WHAT IS EXPECTED
Write out every entry below exactly as it appears. Pictures do not belong in the copy.

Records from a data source
☆ ☆ ☆
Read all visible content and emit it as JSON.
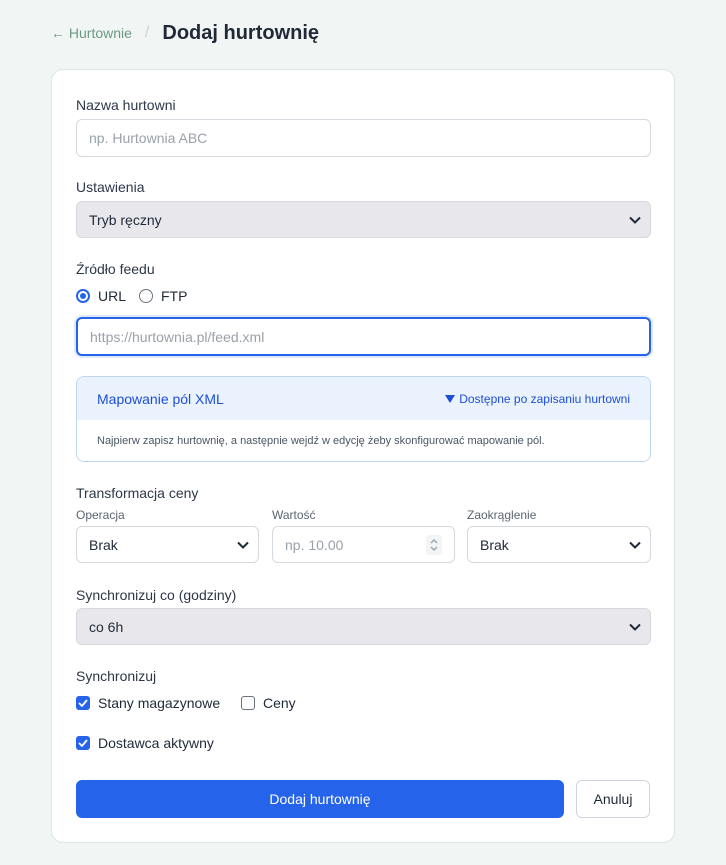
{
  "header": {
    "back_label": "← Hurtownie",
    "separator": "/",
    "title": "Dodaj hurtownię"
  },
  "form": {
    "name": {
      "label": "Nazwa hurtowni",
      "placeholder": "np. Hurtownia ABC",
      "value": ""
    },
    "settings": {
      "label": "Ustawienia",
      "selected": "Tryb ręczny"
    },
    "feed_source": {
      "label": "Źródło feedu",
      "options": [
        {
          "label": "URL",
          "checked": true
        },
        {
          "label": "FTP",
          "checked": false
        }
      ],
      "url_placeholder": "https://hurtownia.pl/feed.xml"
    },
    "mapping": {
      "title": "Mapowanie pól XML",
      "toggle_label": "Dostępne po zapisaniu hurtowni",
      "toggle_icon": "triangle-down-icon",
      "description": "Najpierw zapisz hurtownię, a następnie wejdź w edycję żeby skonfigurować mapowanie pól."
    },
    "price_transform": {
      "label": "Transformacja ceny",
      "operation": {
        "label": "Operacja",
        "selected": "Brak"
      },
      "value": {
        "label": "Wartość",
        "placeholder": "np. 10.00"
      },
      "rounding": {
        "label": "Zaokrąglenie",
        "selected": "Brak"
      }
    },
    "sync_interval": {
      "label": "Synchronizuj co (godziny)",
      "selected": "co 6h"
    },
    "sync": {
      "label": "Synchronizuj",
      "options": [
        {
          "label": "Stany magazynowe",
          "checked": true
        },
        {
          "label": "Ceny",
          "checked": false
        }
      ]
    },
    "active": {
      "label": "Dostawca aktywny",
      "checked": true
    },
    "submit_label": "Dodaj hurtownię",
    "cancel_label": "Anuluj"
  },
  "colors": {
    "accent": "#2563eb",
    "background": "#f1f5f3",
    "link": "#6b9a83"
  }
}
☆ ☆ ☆
EXERCISE RESPONSE
Read all visible content and emit it as JSON.
{
  "header": {
    "back_label": "← Hurtownie",
    "separator": "/",
    "title": "Dodaj hurtownię"
  },
  "form": {
    "name": {
      "label": "Nazwa hurtowni",
      "placeholder": "np. Hurtownia ABC",
      "value": ""
    },
    "settings": {
      "label": "Ustawienia",
      "selected": "Tryb ręczny"
    },
    "feed_source": {
      "label": "Źródło feedu",
      "options": [
        {
          "label": "URL",
          "checked": true
        },
        {
          "label": "FTP",
          "checked": false
        }
      ],
      "url_placeholder": "https://hurtownia.pl/feed.xml"
    },
    "mapping": {
      "title": "Mapowanie pól XML",
      "toggle_label": "Dostępne po zapisaniu hurtowni",
      "toggle_icon": "triangle-down-icon",
      "description": "Najpierw zapisz hurtownię, a następnie wejdź w edycję żeby skonfigurować mapowanie pól."
    },
    "price_transform": {
      "label": "Transformacja ceny",
      "operation": {
        "label": "Operacja",
        "selected": "Brak"
      },
      "value": {
        "label": "Wartość",
        "placeholder": "np. 10.00"
      },
      "rounding": {
        "label": "Zaokrąglenie",
        "selected": "Brak"
      }
    },
    "sync_interval": {
      "label": "Synchronizuj co (godziny)",
      "selected": "co 6h"
    },
    "sync": {
      "label": "Synchronizuj",
      "options": [
        {
          "label": "Stany magazynowe",
          "checked": true
        },
        {
          "label": "Ceny",
          "checked": false
        }
      ]
    },
    "active": {
      "label": "Dostawca aktywny",
      "checked": true
    },
    "submit_label": "Dodaj hurtownię",
    "cancel_label": "Anuluj"
  },
  "colors": {
    "accent": "#2563eb",
    "background": "#f1f5f3",
    "link": "#6b9a83"
  }
}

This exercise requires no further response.